4. Restaurant to the Golden Rose

The Restaurant at the Golden Rose, as the mix of its Yiddish and Romanized Ukrainian shop label indicates, is in fact a mix of a tourist-teasing and nostalgic dream about the one-time Jewish world of Lemberik and of a really excellent kitchen. The nostalgia has its price: the Golden Rose is also one of the most expensive restaurants of Lwów. In addition, the menu does not include the prices. You have to bargain, up to your talent, on the really high price announced by the waitress at the end of the dinner. I as an experienced bargainer managed, with a Russian-language detraction sprinkled with Yiddish terms, to reduce the four hundred hrivnya they originally asked for a cheese soup, tea and dessert to a hundred and eighty, but some others said they were so frightened at hearing they should bargain that they paid the full price instead. The walls are decorated with the copies of Bruno Schulz’s drawings (that of the front garden with one of the frescoes stolen from Drohobycz), while the wall facing the empty plot of the Golden Rose Synagogue with pseudo-old Yiddish food names, in the fashion of the rediscovery of the old Lwów wall inscriptions about which we will soon write more.
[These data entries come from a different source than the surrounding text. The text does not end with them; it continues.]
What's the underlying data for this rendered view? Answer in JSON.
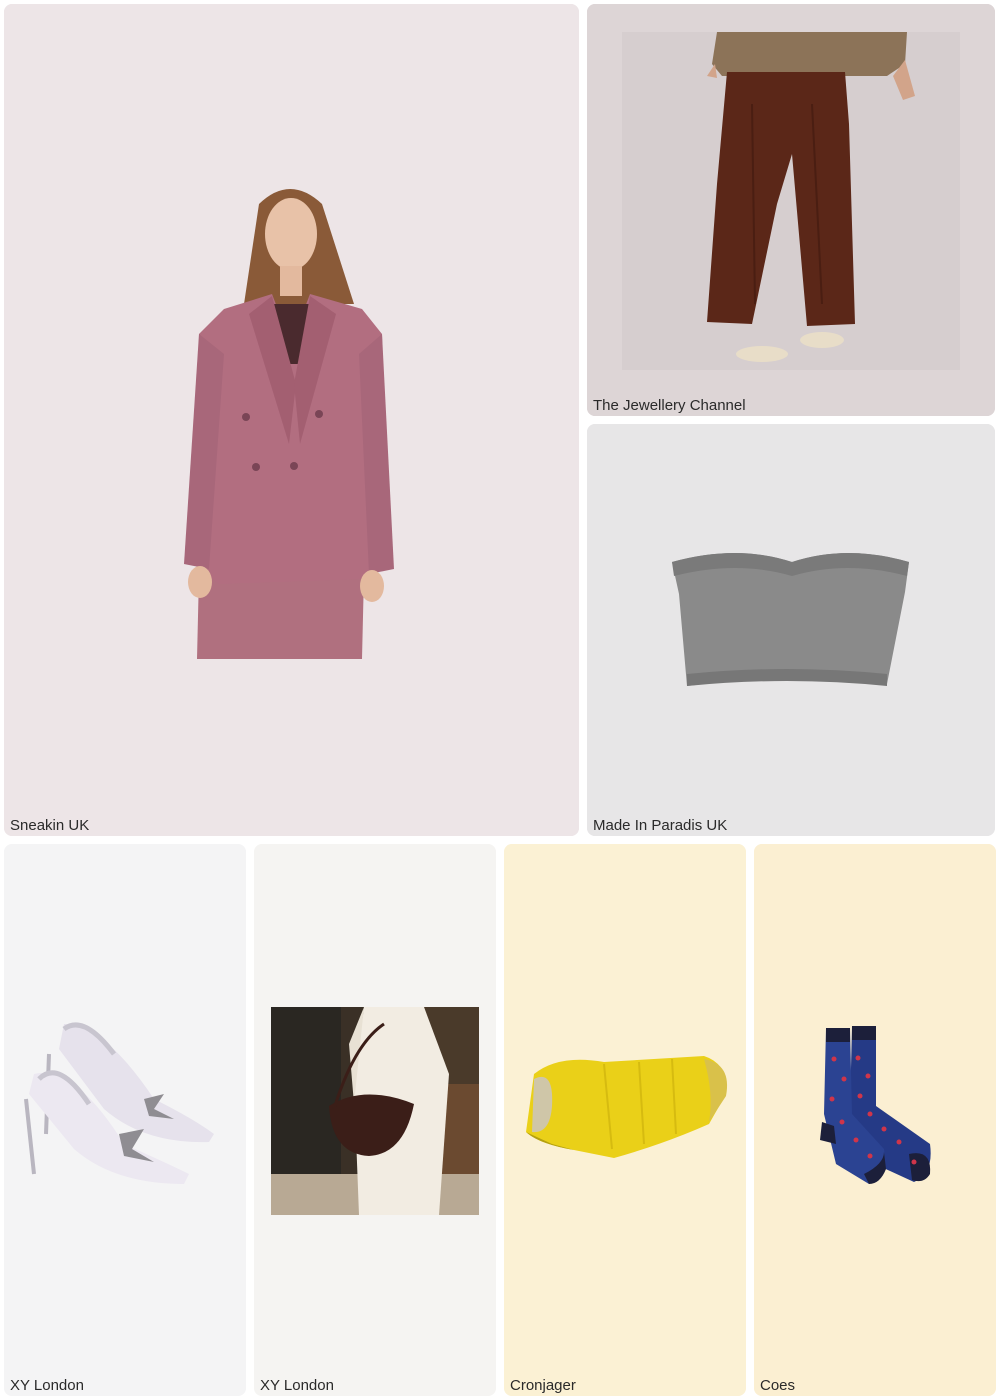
{
  "products": [
    {
      "seller": "Sneakin UK",
      "image": "pink-double-breasted-blazer-photo",
      "background": "#ede5e7"
    },
    {
      "seller": "The Jewellery Channel",
      "image": "brown-wide-leg-trousers-photo",
      "background": "#ddd5d6"
    },
    {
      "seller": "Made In Paradis UK",
      "image": "grey-bandeau-top-photo",
      "background": "#e7e6e7"
    },
    {
      "seller": "XY London",
      "image": "silver-bow-slingback-heels-photo",
      "background": "#f4f4f5"
    },
    {
      "seller": "XY London",
      "image": "brown-crescent-shoulder-bag-photo",
      "background": "#f5f4f2"
    },
    {
      "seller": "Cronjager",
      "image": "yellow-puffer-dog-coat-photo",
      "background": "#fbf1d4"
    },
    {
      "seller": "Coes",
      "image": "navy-heart-socks-photo",
      "background": "#fbefd2"
    }
  ]
}
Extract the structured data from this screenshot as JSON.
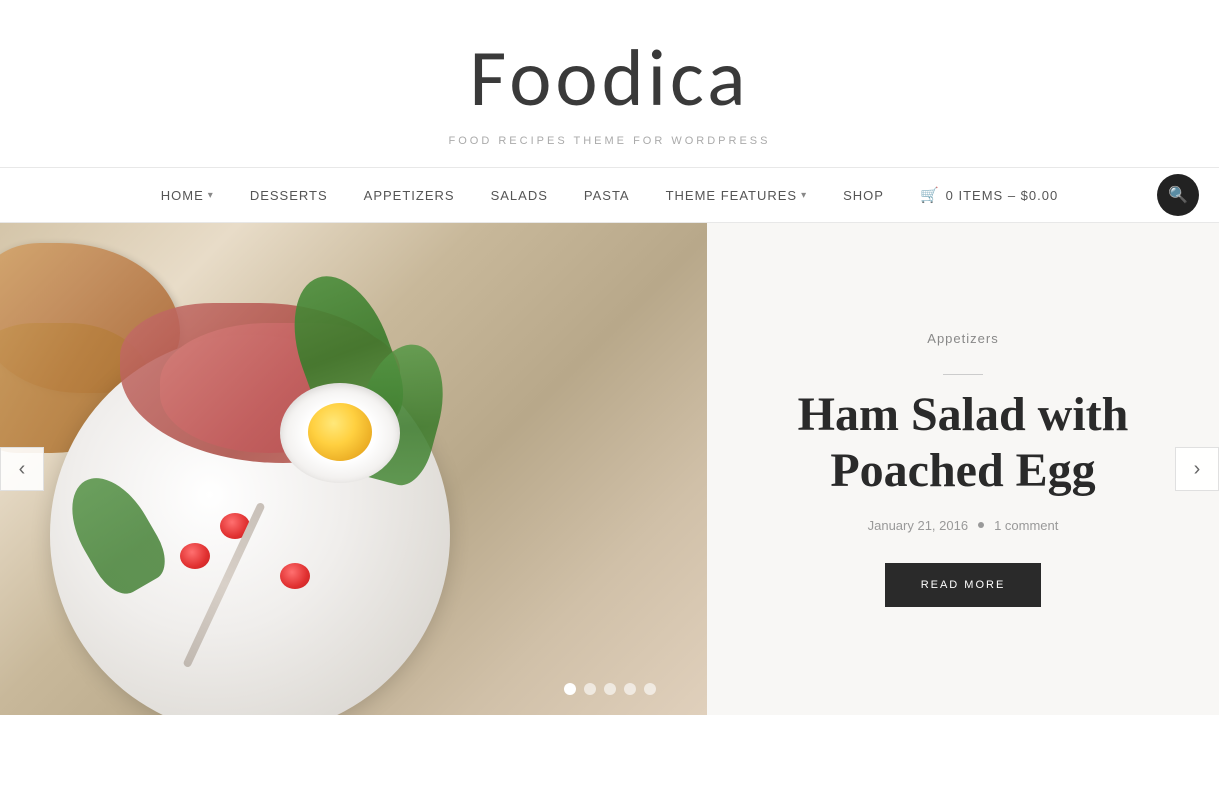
{
  "site": {
    "title": "Foodica",
    "tagline": "FOOD RECIPES THEME FOR WORDPRESS"
  },
  "nav": {
    "items": [
      {
        "label": "HOME",
        "hasDropdown": true
      },
      {
        "label": "DESSERTS",
        "hasDropdown": false
      },
      {
        "label": "APPETIZERS",
        "hasDropdown": false
      },
      {
        "label": "SALADS",
        "hasDropdown": false
      },
      {
        "label": "PASTA",
        "hasDropdown": false
      },
      {
        "label": "THEME FEATURES",
        "hasDropdown": true
      },
      {
        "label": "SHOP",
        "hasDropdown": false
      }
    ],
    "cart": {
      "label": "0 ITEMS – $0.00"
    },
    "search_icon": "🔍"
  },
  "hero": {
    "category": "Appetizers",
    "title": "Ham Salad with Poached Egg",
    "date": "January 21, 2016",
    "comments": "1 comment",
    "read_more": "READ MORE",
    "prev_label": "‹",
    "next_label": "›",
    "dots": [
      {
        "active": true
      },
      {
        "active": false
      },
      {
        "active": false
      },
      {
        "active": false
      },
      {
        "active": false
      }
    ]
  }
}
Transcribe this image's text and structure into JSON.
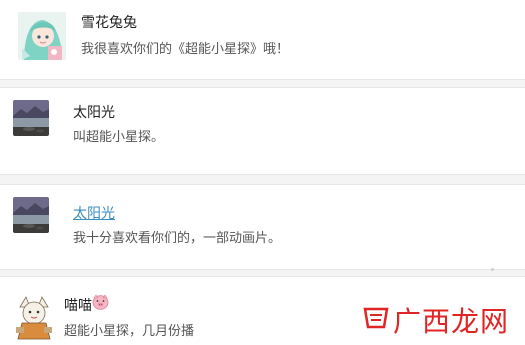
{
  "comments": [
    {
      "name": "雪花兔兔",
      "message": "我很喜欢你们的《超能小星探》哦！",
      "avatar": "anime-girl-avatar"
    },
    {
      "name": "太阳光",
      "message": "叫超能小星探。",
      "avatar": "landscape-avatar"
    },
    {
      "name": "太阳光",
      "message": "我十分喜欢看你们的，一部动画片。",
      "avatar": "landscape-avatar"
    },
    {
      "name": "喵喵",
      "message": "超能小星探，几月份播",
      "avatar": "cartoon-avatar",
      "name_emoji": "pig-face-emoji"
    }
  ],
  "watermark": {
    "text": "广西龙网",
    "logo": "watermark-logo-icon",
    "color": "#e02525"
  },
  "colors": {
    "link": "#3a8ec2",
    "name": "#222222",
    "message": "#555555",
    "background": "#f4f4f4"
  }
}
5. Fotoklubkafe Ch/B 5×5

The Black and White Photo Club Café at the small square next to the Golden Rose is essentially a private club, but this is not taken seriously. Anyone can come in from the street for a coffee or a beer to go visit the exhibited photos announced outside by the ever changing posters, to attend an exhibition opening, or to watch from a corner of the room the photographers living their club life. Above the entrance an old dark room lamp with a red filter, next to the entrance an ancient cast iron radiator which still seems to work, on the walls photo supplies not in use any more. And in the evening the club also goes out to the small square: they put out tables and chairs, and they tap the White Lion beer under the signboard of the white elephant.


To be continued soon!